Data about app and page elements

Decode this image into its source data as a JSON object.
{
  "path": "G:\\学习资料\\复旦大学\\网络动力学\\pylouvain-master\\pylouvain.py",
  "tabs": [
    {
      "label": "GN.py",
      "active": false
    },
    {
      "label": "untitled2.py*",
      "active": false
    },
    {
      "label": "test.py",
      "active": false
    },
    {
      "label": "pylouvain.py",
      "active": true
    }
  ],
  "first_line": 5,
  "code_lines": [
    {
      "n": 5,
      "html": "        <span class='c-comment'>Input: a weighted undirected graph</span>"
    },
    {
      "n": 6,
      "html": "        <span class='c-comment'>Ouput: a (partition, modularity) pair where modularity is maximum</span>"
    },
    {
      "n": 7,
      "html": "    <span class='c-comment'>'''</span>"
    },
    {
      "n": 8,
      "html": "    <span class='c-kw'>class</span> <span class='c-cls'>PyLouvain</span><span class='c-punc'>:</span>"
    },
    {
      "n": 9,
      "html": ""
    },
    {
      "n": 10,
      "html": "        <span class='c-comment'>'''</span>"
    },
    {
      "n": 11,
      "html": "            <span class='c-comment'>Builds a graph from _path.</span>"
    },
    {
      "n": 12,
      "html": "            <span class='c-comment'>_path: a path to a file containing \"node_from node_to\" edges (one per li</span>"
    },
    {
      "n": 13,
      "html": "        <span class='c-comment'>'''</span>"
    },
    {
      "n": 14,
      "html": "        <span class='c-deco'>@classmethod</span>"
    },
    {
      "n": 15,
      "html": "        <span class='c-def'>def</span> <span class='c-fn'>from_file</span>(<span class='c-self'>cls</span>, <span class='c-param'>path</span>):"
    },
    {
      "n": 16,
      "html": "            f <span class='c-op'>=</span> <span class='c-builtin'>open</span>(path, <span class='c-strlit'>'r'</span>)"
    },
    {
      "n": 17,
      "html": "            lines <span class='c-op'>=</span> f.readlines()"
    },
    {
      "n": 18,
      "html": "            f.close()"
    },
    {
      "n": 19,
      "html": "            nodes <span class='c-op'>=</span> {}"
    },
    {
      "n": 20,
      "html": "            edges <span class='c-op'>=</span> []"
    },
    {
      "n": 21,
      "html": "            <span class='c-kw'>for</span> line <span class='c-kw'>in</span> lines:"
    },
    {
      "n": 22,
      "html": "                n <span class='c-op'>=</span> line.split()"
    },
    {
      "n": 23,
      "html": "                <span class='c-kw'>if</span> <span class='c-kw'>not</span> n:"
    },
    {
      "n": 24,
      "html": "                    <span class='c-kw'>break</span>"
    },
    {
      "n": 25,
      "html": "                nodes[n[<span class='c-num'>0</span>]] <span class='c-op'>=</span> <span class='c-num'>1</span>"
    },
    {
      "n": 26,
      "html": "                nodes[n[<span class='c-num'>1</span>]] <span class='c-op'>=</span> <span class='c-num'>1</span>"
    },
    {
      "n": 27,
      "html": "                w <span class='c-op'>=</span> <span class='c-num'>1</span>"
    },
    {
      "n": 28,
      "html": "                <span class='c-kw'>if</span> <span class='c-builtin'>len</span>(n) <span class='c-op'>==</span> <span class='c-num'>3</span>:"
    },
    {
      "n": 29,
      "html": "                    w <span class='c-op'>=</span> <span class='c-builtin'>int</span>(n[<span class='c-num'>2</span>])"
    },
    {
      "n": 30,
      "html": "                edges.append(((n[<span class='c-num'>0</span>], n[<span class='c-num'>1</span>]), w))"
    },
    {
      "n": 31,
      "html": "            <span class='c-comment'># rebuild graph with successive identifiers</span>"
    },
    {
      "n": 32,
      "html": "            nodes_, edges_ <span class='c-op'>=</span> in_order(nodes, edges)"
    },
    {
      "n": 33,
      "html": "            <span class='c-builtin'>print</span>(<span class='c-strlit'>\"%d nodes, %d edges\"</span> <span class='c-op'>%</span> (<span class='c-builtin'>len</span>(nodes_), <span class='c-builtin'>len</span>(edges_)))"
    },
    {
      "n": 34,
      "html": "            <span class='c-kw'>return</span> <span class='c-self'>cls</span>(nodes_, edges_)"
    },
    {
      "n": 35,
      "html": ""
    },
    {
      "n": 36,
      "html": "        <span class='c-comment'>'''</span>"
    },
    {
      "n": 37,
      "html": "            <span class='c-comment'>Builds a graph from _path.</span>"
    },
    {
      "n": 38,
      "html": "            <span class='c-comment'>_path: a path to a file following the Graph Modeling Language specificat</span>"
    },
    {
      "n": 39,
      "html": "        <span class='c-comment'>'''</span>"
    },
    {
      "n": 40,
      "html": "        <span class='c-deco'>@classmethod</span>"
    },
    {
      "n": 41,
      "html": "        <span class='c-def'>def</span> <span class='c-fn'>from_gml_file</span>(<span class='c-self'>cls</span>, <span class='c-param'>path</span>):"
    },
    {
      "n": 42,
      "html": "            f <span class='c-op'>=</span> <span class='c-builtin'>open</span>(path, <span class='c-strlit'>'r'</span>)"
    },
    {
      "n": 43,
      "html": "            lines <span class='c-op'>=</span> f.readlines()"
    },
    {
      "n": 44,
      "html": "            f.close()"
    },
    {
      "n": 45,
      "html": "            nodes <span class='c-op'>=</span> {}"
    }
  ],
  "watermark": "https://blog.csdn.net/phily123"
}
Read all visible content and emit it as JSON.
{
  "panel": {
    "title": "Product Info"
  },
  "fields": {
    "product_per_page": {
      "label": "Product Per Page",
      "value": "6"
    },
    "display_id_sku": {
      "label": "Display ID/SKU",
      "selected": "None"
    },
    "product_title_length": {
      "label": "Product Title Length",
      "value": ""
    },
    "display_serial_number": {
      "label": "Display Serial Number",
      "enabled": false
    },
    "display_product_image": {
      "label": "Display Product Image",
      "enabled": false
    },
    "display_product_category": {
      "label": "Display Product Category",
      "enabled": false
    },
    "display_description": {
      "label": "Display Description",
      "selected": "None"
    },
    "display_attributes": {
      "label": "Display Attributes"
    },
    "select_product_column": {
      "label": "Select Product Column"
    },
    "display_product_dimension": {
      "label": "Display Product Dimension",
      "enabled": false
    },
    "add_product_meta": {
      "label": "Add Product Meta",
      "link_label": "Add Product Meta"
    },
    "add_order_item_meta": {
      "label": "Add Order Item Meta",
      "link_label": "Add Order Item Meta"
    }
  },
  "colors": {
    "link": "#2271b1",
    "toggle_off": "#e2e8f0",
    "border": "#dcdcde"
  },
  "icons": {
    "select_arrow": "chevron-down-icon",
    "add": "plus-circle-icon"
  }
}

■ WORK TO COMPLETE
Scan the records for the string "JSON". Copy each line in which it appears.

■ RESULT BELOW
Decode this image into its source data as a JSON object.
Read all visible content and emit it as JSON.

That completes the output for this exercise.